A lot has been said about how original director Tim Miller’s departure meant the loss of the real driving creative force behind the project but that’s hardly the case. Replacement helmer David Leitch, coming off of uncredited work in John Wick and Atomic Blonde, his first official directorial credit, makes sure the action unfolds appropriately kinetically and clearly shot. He also expands from the scant two locations seen in the first film and skillfully manages the twofold increased budget, rightfully poising himself as an A-list player following this and the upcoming Fast & Furious spin-off.
No, the stone cold core of this series was and still is the writing by the duo of Rhett Reese and Paul Wernick, now joined by producer and star Reynolds. The expected fourth-wall breaking and pop culture references abound and their apparently augmented amount (I didn’t count but they came at a breakneck pace that would make Abrahams and the Zuckers proud) vainly tries to make up for their also increased hit-or-miss nature. It is in the screenplay where the fault lies. Following an unexpectedly somber beginning that doesn’t resemble the perenially ludic tone established a couple years ago, the movie at last picks up when Josh Brolin’s Cable shows up.
From then on we are treated to the sequel that most of the moviegoing audiences were already entertaining in their heads in some way or other: extreme violence (lots of it Looney Toones-inspired), endless ADR comedic enhancement, cameos (both from fictional and real life people), and gags upon gags. That is until the end when, once again, the screenplay asks me to hit the brakes and take the climax seriously, in the most blatantly shameless ’90s sitcom manner. Saying that such attempt fails is a gigantic understatement, particularly when it comes to what is, presumably, its most heart-wrenching moment, a disastrously timed scene that goes on and on endlessly, failing spectacularly at being either honestly affecting or truly funny. The most flummoxing aspect of it all is that the peak of all of this unexpected misery becomes null once the end credits start rolling (if you stick around that long).

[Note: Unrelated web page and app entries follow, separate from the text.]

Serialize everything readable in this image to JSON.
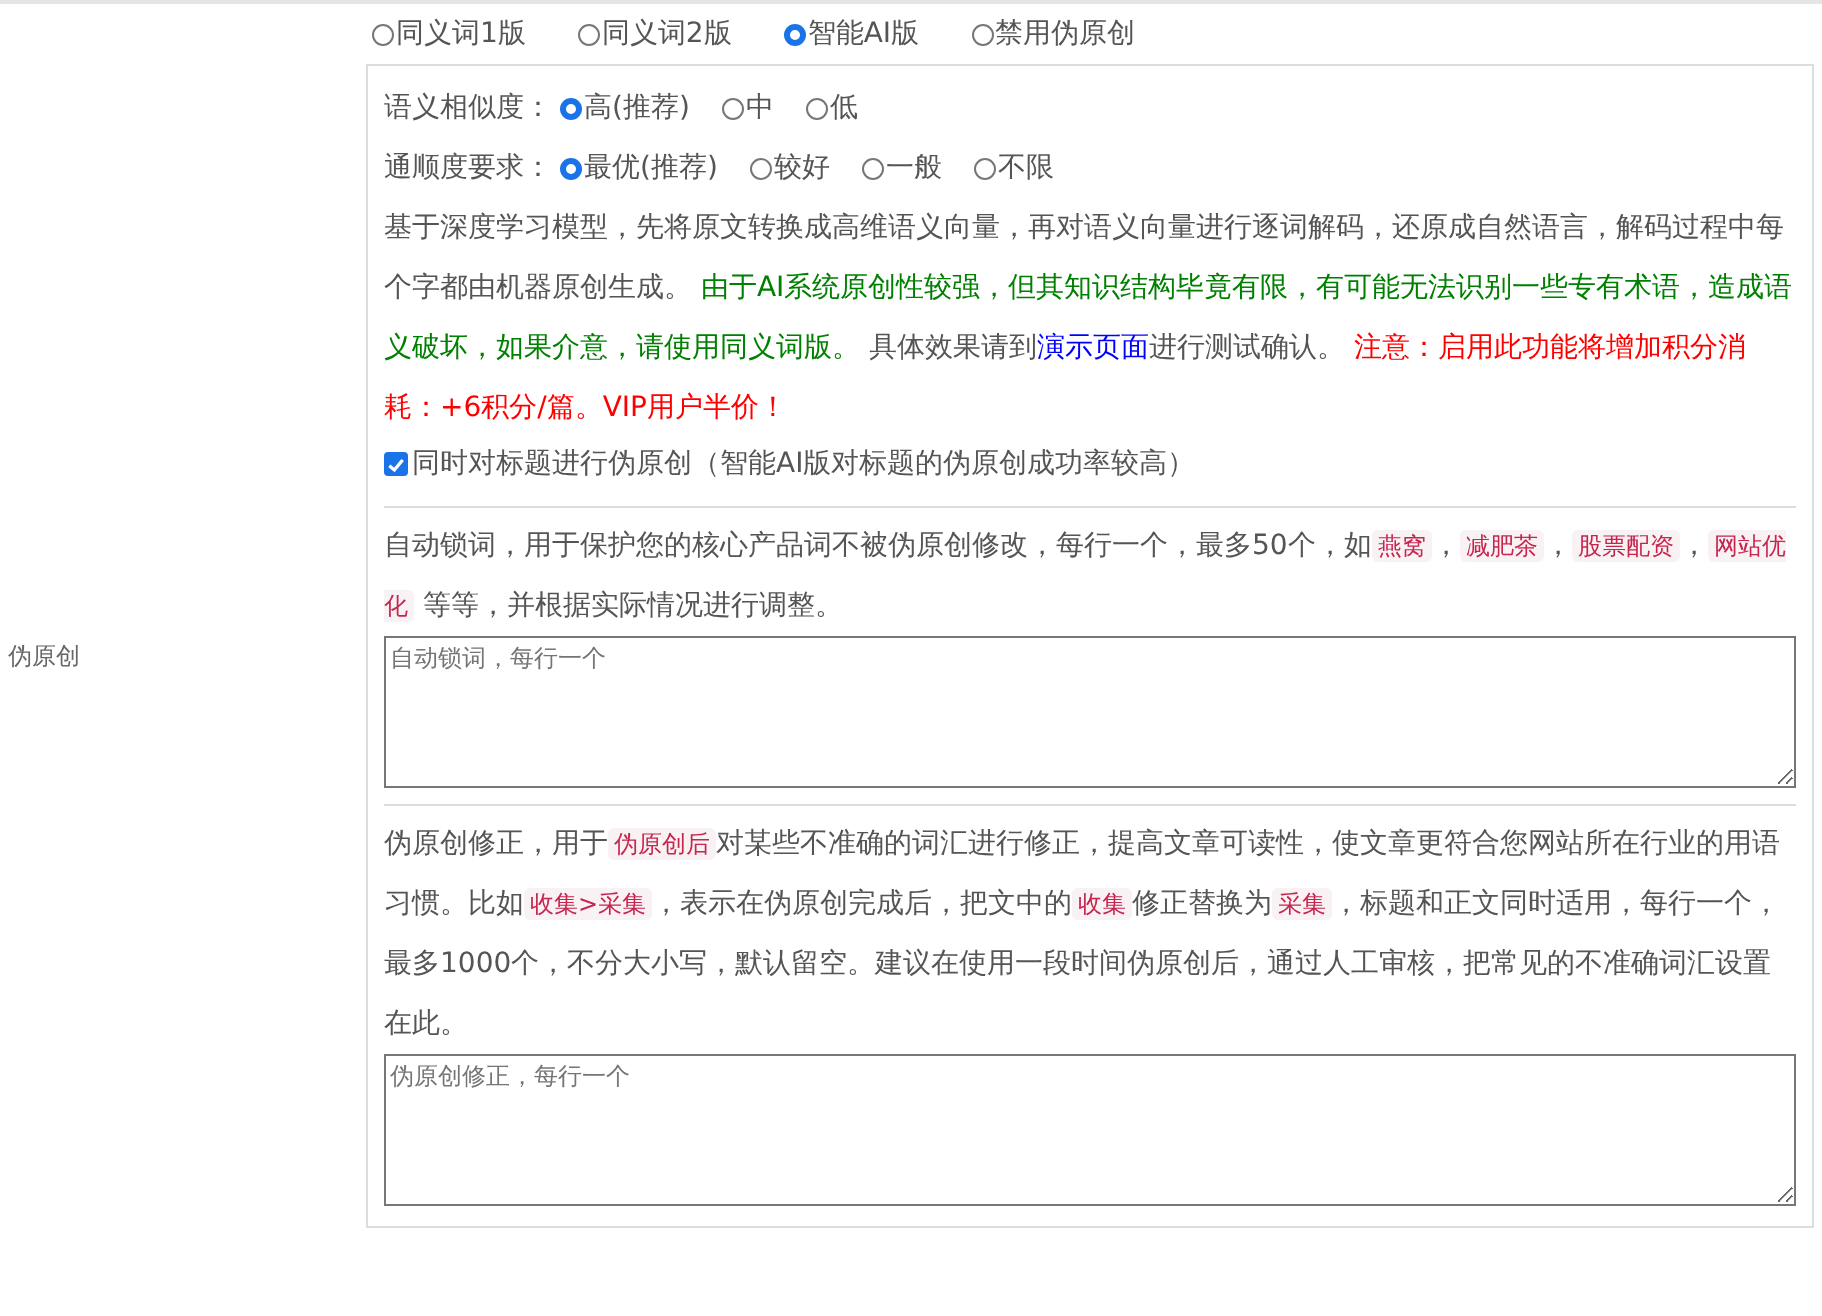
{
  "mode_options": [
    {
      "label": "同义词1版",
      "selected": false
    },
    {
      "label": "同义词2版",
      "selected": false
    },
    {
      "label": "智能AI版",
      "selected": true
    },
    {
      "label": "禁用伪原创",
      "selected": false
    }
  ],
  "similarity": {
    "label": "语义相似度：",
    "options": [
      {
        "label": "高(推荐)",
        "selected": true
      },
      {
        "label": "中",
        "selected": false
      },
      {
        "label": "低",
        "selected": false
      }
    ]
  },
  "fluency": {
    "label": "通顺度要求：",
    "options": [
      {
        "label": "最优(推荐)",
        "selected": true
      },
      {
        "label": "较好",
        "selected": false
      },
      {
        "label": "一般",
        "selected": false
      },
      {
        "label": "不限",
        "selected": false
      }
    ]
  },
  "description": [
    {
      "kind": "text",
      "text": "基于深度学习模型，先将原文转换成高维语义向量，再对语义向量进行逐词解码，还原成自然语言，解码过程中每个字都由机器原创生成。 "
    },
    {
      "kind": "green",
      "text": "由于AI系统原创性较强，但其知识结构毕竟有限，有可能无法识别一些专有术语，造成语义破坏，如果介意，请使用同义词版。"
    },
    {
      "kind": "text",
      "text": " 具体效果请到"
    },
    {
      "kind": "link",
      "text": "演示页面"
    },
    {
      "kind": "text",
      "text": "进行测试确认。 "
    },
    {
      "kind": "red",
      "text": "注意：启用此功能将增加积分消耗：+6积分/篇。VIP用户半价！"
    }
  ],
  "title_checkbox": {
    "label": "同时对标题进行伪原创（智能AI版对标题的伪原创成功率较高）",
    "checked": true
  },
  "section_label": "伪原创",
  "lock_words": {
    "description": [
      {
        "kind": "text",
        "text": "自动锁词，用于保护您的核心产品词不被伪原创修改，每行一个，最多50个，如"
      },
      {
        "kind": "code",
        "text": "燕窝"
      },
      {
        "kind": "text",
        "text": "，"
      },
      {
        "kind": "code",
        "text": "减肥茶"
      },
      {
        "kind": "text",
        "text": "，"
      },
      {
        "kind": "code",
        "text": "股票配资"
      },
      {
        "kind": "text",
        "text": "，"
      },
      {
        "kind": "code",
        "text": "网站优化"
      },
      {
        "kind": "text",
        "text": " 等等，并根据实际情况进行调整。"
      }
    ],
    "placeholder": "自动锁词，每行一个"
  },
  "correction": {
    "description": [
      {
        "kind": "text",
        "text": "伪原创修正，用于"
      },
      {
        "kind": "code",
        "text": "伪原创后"
      },
      {
        "kind": "text",
        "text": "对某些不准确的词汇进行修正，提高文章可读性，使文章更符合您网站所在行业的用语习惯。比如"
      },
      {
        "kind": "code",
        "text": "收集>采集"
      },
      {
        "kind": "text",
        "text": "，表示在伪原创完成后，把文中的"
      },
      {
        "kind": "code",
        "text": "收集"
      },
      {
        "kind": "text",
        "text": "修正替换为"
      },
      {
        "kind": "code",
        "text": "采集"
      },
      {
        "kind": "text",
        "text": "，标题和正文同时适用，每行一个，最多1000个，不分大小写，默认留空。建议在使用一段时间伪原创后，通过人工审核，把常见的不准确词汇设置在此。"
      }
    ],
    "placeholder": "伪原创修正，每行一个"
  }
}
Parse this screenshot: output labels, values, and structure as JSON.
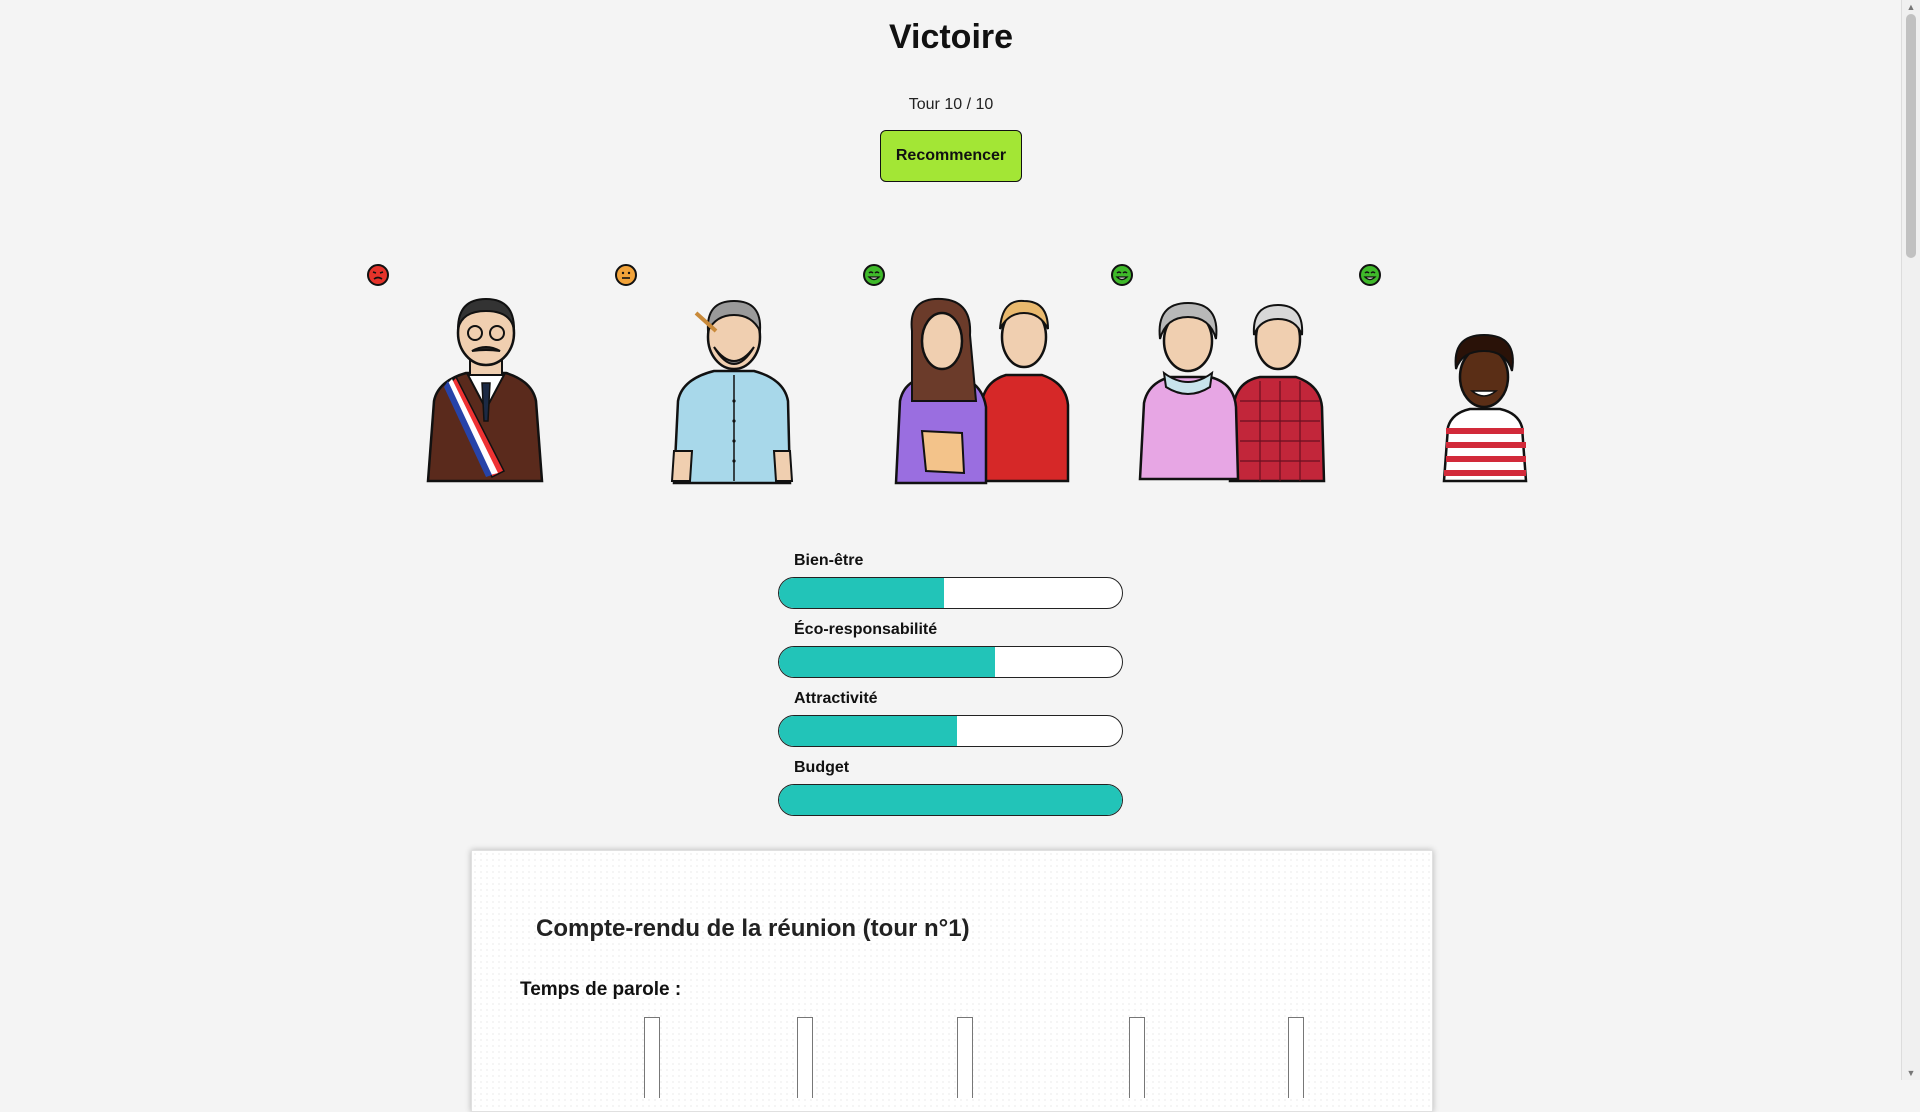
{
  "header": {
    "title": "Victoire",
    "turn": "Tour 10 / 10",
    "restart_label": "Recommencer"
  },
  "characters": [
    {
      "name": "Maire",
      "mood": "angry",
      "mood_color": "#e5332a"
    },
    {
      "name": "Artiste",
      "mood": "neutral",
      "mood_color": "#f2a33a"
    },
    {
      "name": "Couple",
      "mood": "happy",
      "mood_color": "#3fb92a"
    },
    {
      "name": "Retraités",
      "mood": "happy",
      "mood_color": "#3fb92a"
    },
    {
      "name": "Enfant",
      "mood": "happy",
      "mood_color": "#3fb92a"
    }
  ],
  "gauges": [
    {
      "label": "Bien-être",
      "value": 0.48
    },
    {
      "label": "Éco-responsabilité",
      "value": 0.63
    },
    {
      "label": "Attractivité",
      "value": 0.52
    },
    {
      "label": "Budget",
      "value": 1.0
    }
  ],
  "report": {
    "title": "Compte-rendu de la réunion (tour n°1)",
    "speaking_time_label": "Temps de parole :"
  },
  "colors": {
    "accent": "#a3e635",
    "gauge_fill": "#22c4b8"
  }
}
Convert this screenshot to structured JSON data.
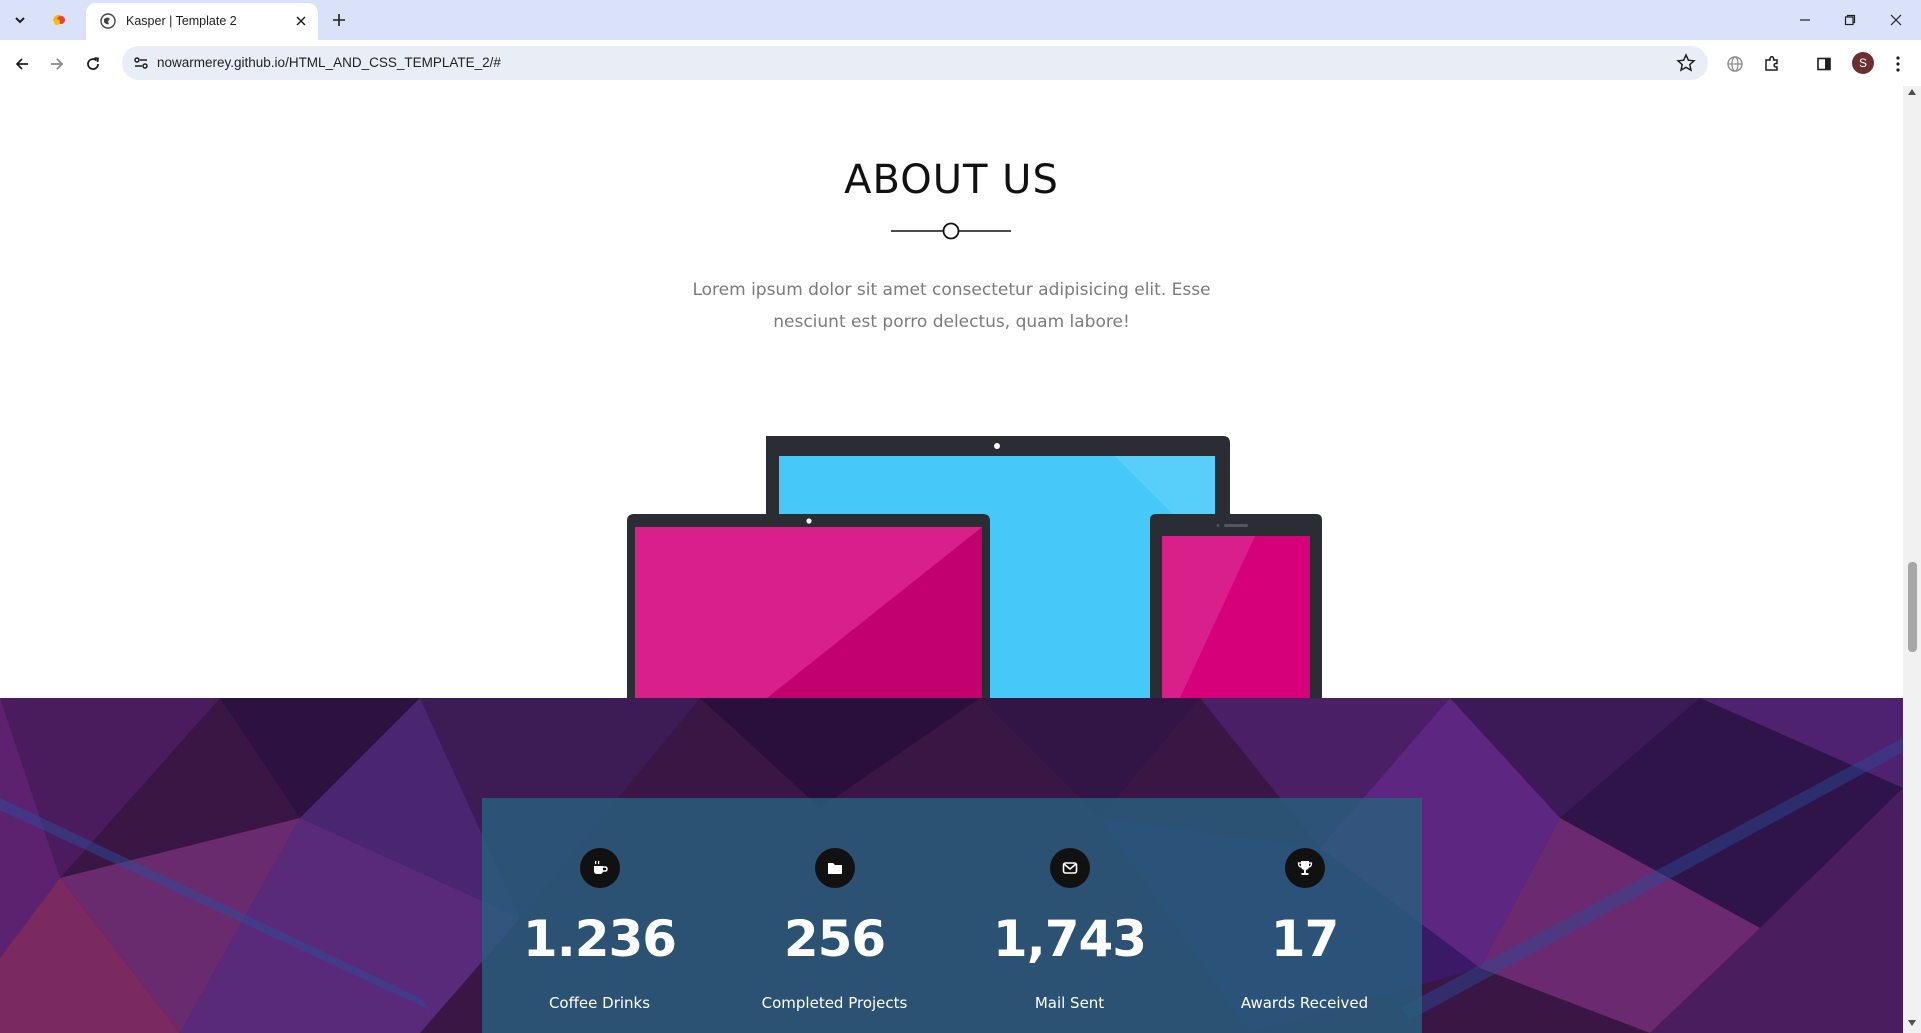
{
  "browser": {
    "tab_title": "Kasper | Template 2",
    "url": "nowarmerey.github.io/HTML_AND_CSS_TEMPLATE_2/#",
    "profile_initial": "S",
    "colors": {
      "tabbar": "#d9e2f8",
      "omnibox": "#e9eef6"
    }
  },
  "about": {
    "title": "ABOUT US",
    "text": "Lorem ipsum dolor sit amet consectetur adipisicing elit. Esse nesciunt est porro delectus, quam labore!"
  },
  "stats": [
    {
      "icon": "coffee-icon",
      "value": "1.236",
      "label": "Coffee Drinks"
    },
    {
      "icon": "folder-icon",
      "value": "256",
      "label": "Completed Projects"
    },
    {
      "icon": "envelope-icon",
      "value": "1,743",
      "label": "Mail Sent"
    },
    {
      "icon": "trophy-icon",
      "value": "17",
      "label": "Awards Received"
    }
  ],
  "colors": {
    "device_frame": "#2b2d35",
    "screen_blue": "#46c8f8",
    "screen_pink": "#d6007b",
    "stats_overlay": "#285f7d",
    "stats_bg": "#3a1645"
  }
}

Reynolds, however, remains great at the schtick he’s been perfecting ever since his Van Wilder days with the usual blend of leading Alpha male and teenage low-brow humor if you like that kind of thing (I do) and Brolin infuses some (probably as unnecessary as welcome) pathos to Rob Liefeld’s feetless and pouch-plagued fever dream. Zazie Beetz as Domino, the most important addition to the universe, gets the biggest share of lines granted to the newcomers and makes the best of them but Terry Crews’ contribution is barely more than a glorified walk-on. The rest of the supporting cast is just as good and therefore heartbreaking in the scarcity of their screen time.
This is a disappointing Deadpool sequel which, in the end, still is a way better and more satisfying movie (comic book-based or otherwise) than most average summer blockbuster offerings. However, it is pretty depressing having to admit that the filmmakers forgot what they themselves had already so boldly understood. That audiences are, in fact, able to infer, understand and most importantly feel without anyone having to force us to. — Eloy Ricardo Balderas Salazar